This sounds like it's going to be a lovely floor!
Most modern solid wood flooring I've seen comes in narrow strips of 2-3" (~50-75mm), and is tongue and groove (T&G). (Heck, even your laminate flooring was T&G.) To install it, you nail through the bottom of the groove of the first piece against the wall, then lay down the second strip, bang it up tight against the first and nail through its groove. This locks all the pieces together, but each one is only held to the subfloor on one side. Expansion can move the wood from the nailed groove toward the unnailed tongue side. However, there's very little room for expansion because the pieces are pulled hard together by hammering them into place, then the flooring nailer is designed to give it one final whack in the right direction as the nail is driven home.
There will be some expansion in a floor like this, but since each strip is reasonably narrow, it will be minimal.
Your planks are 2-3 times wider, which means you'll have 2-3 times as much expansion per plank. You don't indicate if they're T&G or if they're flat sided. When you say you're going to screw them down, I'm envisioning that they're flat sided and that you're planning on screwing through the faces. In this scenario, what will happen is that they'll twist, warp, and split as they expand and contract. Not going to be a pretty result after a few years.

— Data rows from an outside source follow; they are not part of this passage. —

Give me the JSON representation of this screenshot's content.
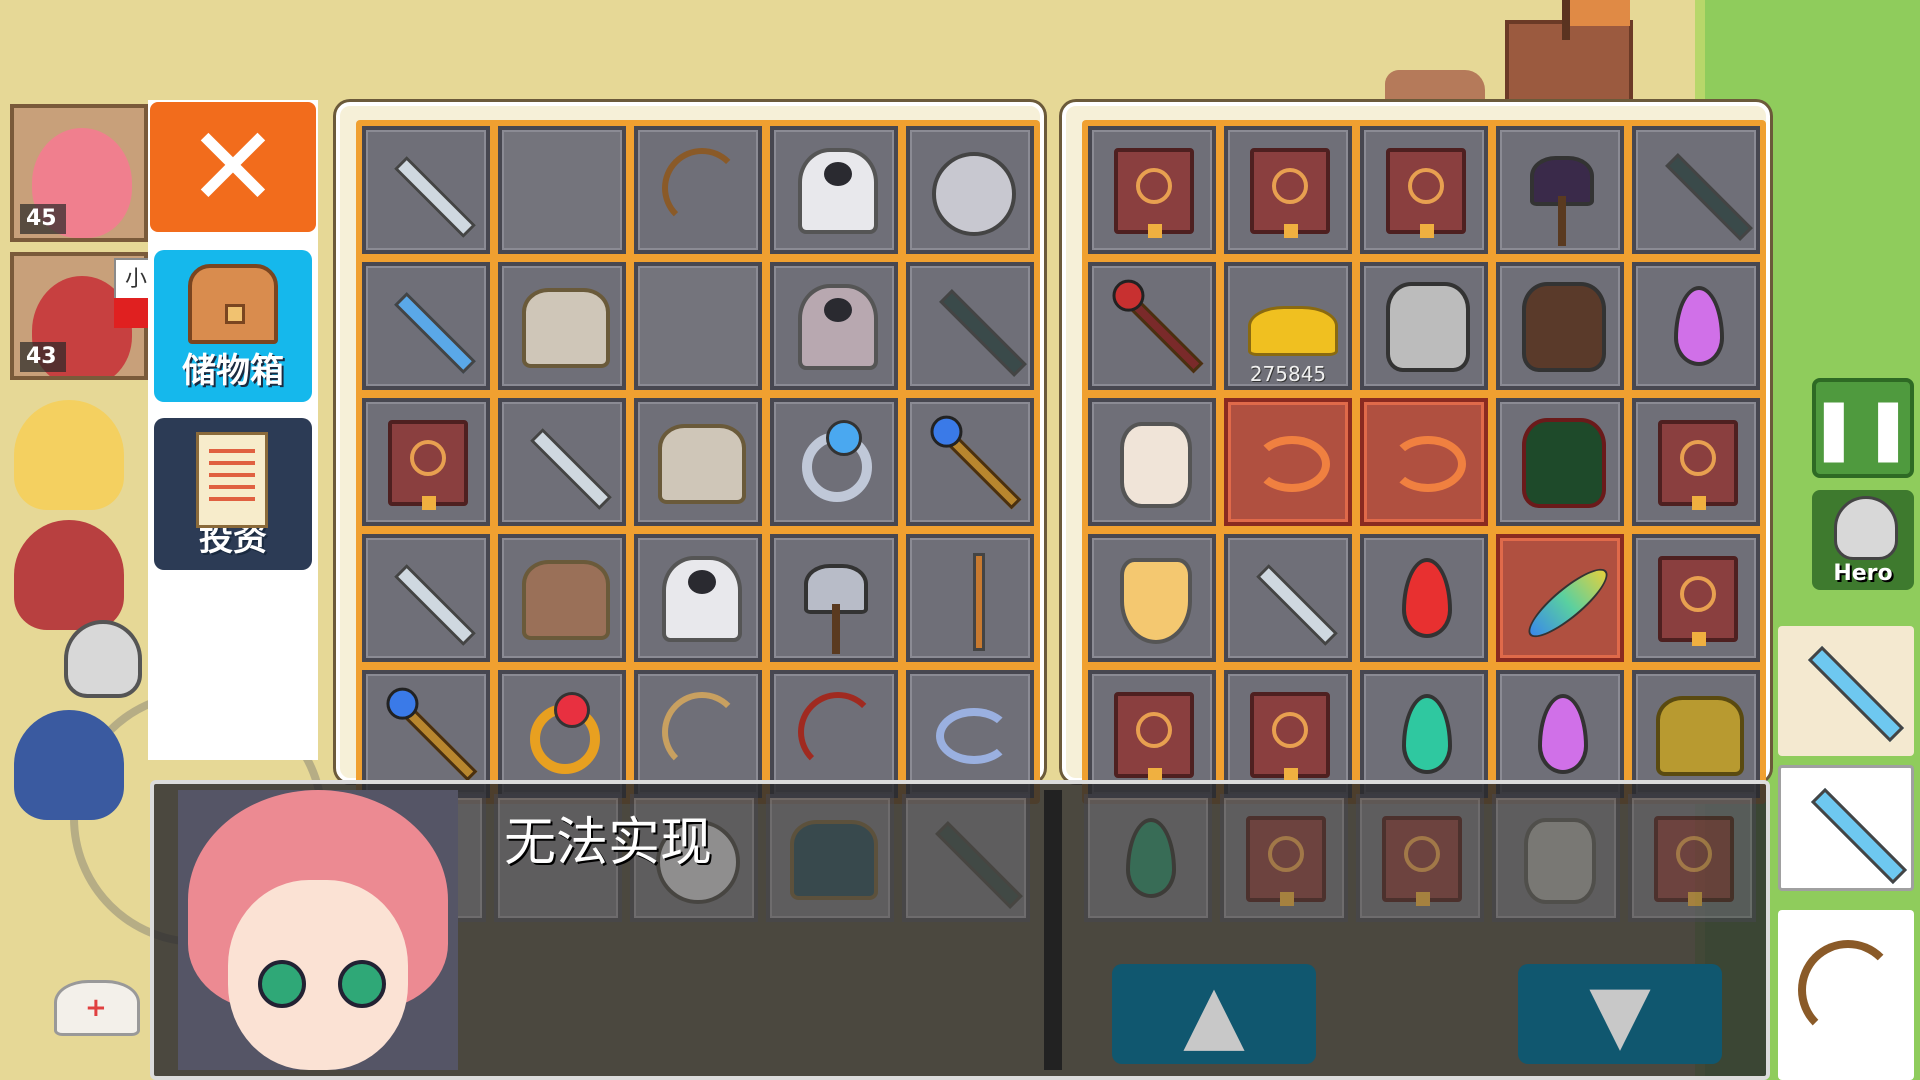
{
  "colors": {
    "close_button": "#f26c1c",
    "storage_button": "#15b8ec",
    "invest_button": "#2c3b55",
    "grid_frame": "#f0a030",
    "slot_fill": "#6f6f78",
    "nav_button": "#10576f",
    "pause_button": "#4f9a3e"
  },
  "party": {
    "members": [
      {
        "level": "45"
      },
      {
        "level": "43",
        "name_tag": "小"
      }
    ]
  },
  "side_menu": {
    "close_symbol": "✕",
    "storage_label": "储物箱",
    "invest_label": "投资"
  },
  "inventory_left": {
    "slots": [
      {
        "item": "sword-icon"
      },
      {
        "item": "empty"
      },
      {
        "item": "bow-icon"
      },
      {
        "item": "white-robe-icon"
      },
      {
        "item": "silver-orb-icon"
      },
      {
        "item": "blue-sword-icon"
      },
      {
        "item": "plate-armor-icon"
      },
      {
        "item": "empty"
      },
      {
        "item": "grey-cloak-icon"
      },
      {
        "item": "dagger-icon"
      },
      {
        "item": "spellbook-icon"
      },
      {
        "item": "short-sword-icon"
      },
      {
        "item": "plate-armor-icon"
      },
      {
        "item": "sapphire-ring-icon"
      },
      {
        "item": "scepter-icon"
      },
      {
        "item": "broadsword-icon"
      },
      {
        "item": "leather-armor-icon"
      },
      {
        "item": "white-cloak-icon"
      },
      {
        "item": "battle-axe-icon"
      },
      {
        "item": "wand-icon"
      },
      {
        "item": "staff-icon"
      },
      {
        "item": "ruby-ring-icon"
      },
      {
        "item": "tan-bow-icon"
      },
      {
        "item": "crossbow-icon"
      },
      {
        "item": "wisp-icon"
      }
    ],
    "hidden_row": [
      {
        "item": "shadow-item-icon"
      },
      {
        "item": "shadow-item-icon"
      },
      {
        "item": "helm-icon"
      },
      {
        "item": "dark-armor-icon"
      },
      {
        "item": "dark-blade-icon"
      }
    ]
  },
  "inventory_right": {
    "slots": [
      {
        "item": "spellbook-icon"
      },
      {
        "item": "spellbook-icon"
      },
      {
        "item": "spellbook-icon"
      },
      {
        "item": "dark-axe-icon"
      },
      {
        "item": "scythe-icon"
      },
      {
        "item": "crimson-staff-icon"
      },
      {
        "item": "gold-coins-icon",
        "count": "275845"
      },
      {
        "item": "skull-shield-icon"
      },
      {
        "item": "skeleton-cape-icon"
      },
      {
        "item": "pink-gem-icon"
      },
      {
        "item": "white-diamond-icon"
      },
      {
        "item": "flame-wisp-icon",
        "highlight": true
      },
      {
        "item": "flame-wisp-icon",
        "highlight": true
      },
      {
        "item": "skull-cape-icon"
      },
      {
        "item": "spellbook-icon"
      },
      {
        "item": "gold-gem-icon"
      },
      {
        "item": "ornate-sword-icon"
      },
      {
        "item": "red-gem-icon"
      },
      {
        "item": "phoenix-feather-icon",
        "highlight": true
      },
      {
        "item": "spellbook-icon"
      },
      {
        "item": "spellbook-icon"
      },
      {
        "item": "spellbook-icon"
      },
      {
        "item": "teal-gem-icon"
      },
      {
        "item": "pink-gem-icon"
      },
      {
        "item": "gold-armor-icon"
      }
    ],
    "hidden_row": [
      {
        "item": "green-gem-icon"
      },
      {
        "item": "spellbook-icon"
      },
      {
        "item": "spellbook-icon"
      },
      {
        "item": "grey-diamond-icon"
      },
      {
        "item": "spellbook-icon"
      }
    ]
  },
  "message": {
    "text": "无法实现"
  },
  "nav": {
    "up_symbol": "▲",
    "down_symbol": "▼"
  },
  "hud": {
    "pause_symbol": "❚❚",
    "hero_label": "Hero"
  }
}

I'd suggest that instead, you'll want to nail through the edges to hide the nails. If you've already got the material on hand, consider getting a router and a T&G bit set. Route a tongue on one side and a groove on the other. Then, when you set the flooring, leave a small gap between each board and nail through the groove side.
I'd suggest doing a quick internet search for the expected expansion of oak. Depending on when you're installing (is it currently the wetter or drier part of the year), leave some gap to give you the approximate amount of spacing based on the expansion rate of oak in your width and thickness. You may want to make yourself some spacers (anything from a tongue milled on a board to a few nails that you can temporarily drive in to provide the spacing), then set the flooring as above.
If you look at old flooring (your pine/larch planks) you'll see that they were laid with some gap - it was for exactly this reason.
One final consideration - if you have modern HVAC, especially "AC" (air conditioning), that will help considerably to stabilize the humidity levels inside the house throughout the year and will help reduce the amount of expansion. If you do, you can likely reduce the gap you leave between the floor boards. YMMV.
If you cannot/will not make them T&G for installation, then I'd suggest that you'll need to predrill for each face screw. Once you've got a hole, with the bit still in the hole & spinning, rock the drill side-to-side (across the width of the board, not along the length) to make a bit of a slot instead of just a round hole. (Do this with the board on saw horses - you don't want to make a slot in the subfloor where the screw is going to hold down.) Then, when you screw the boards down, don't drive the screws completely tight, leave them just
loose (the screws should be countersunk a bit to allow the heads to be flush or just slightly sunken). This will allow the boards to move a bit as they expand/contract and should help
prevent warping/splitting. Again, YMMV depending on how much you slot the boards and this may vary from screw hole to screw hole.